(Data about app and page elements)
━━━

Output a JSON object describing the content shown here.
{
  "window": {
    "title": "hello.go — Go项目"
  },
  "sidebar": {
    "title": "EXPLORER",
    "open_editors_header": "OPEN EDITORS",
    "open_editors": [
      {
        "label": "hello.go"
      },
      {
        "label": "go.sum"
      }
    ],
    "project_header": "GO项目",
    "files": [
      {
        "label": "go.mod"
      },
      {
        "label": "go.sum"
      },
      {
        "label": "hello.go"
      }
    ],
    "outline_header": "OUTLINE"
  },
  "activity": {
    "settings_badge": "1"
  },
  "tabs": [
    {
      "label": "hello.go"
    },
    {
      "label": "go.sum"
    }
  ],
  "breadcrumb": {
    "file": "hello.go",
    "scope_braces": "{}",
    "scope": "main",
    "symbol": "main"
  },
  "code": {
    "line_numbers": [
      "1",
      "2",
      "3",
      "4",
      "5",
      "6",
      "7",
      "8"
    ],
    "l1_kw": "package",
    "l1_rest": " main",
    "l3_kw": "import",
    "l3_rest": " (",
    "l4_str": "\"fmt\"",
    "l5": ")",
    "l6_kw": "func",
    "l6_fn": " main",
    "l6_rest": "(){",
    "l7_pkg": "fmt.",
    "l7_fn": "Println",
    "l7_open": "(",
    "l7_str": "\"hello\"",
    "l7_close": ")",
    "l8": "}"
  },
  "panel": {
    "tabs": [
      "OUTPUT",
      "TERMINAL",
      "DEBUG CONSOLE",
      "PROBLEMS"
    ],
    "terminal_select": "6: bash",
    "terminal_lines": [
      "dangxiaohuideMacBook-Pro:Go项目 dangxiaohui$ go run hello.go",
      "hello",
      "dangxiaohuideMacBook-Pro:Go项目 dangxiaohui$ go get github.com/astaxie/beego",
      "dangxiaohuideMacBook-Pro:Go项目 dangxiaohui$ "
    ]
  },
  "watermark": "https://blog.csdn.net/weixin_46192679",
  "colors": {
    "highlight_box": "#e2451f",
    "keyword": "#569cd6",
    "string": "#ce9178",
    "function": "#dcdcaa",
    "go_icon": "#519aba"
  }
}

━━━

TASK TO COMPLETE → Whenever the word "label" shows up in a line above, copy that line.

ANSWER BOX →
        "label": "hello.go"
        "label": "go.sum"
        "label": "go.mod"
        "label": "go.sum"
        "label": "hello.go"
      "label": "hello.go"
      "label": "go.sum"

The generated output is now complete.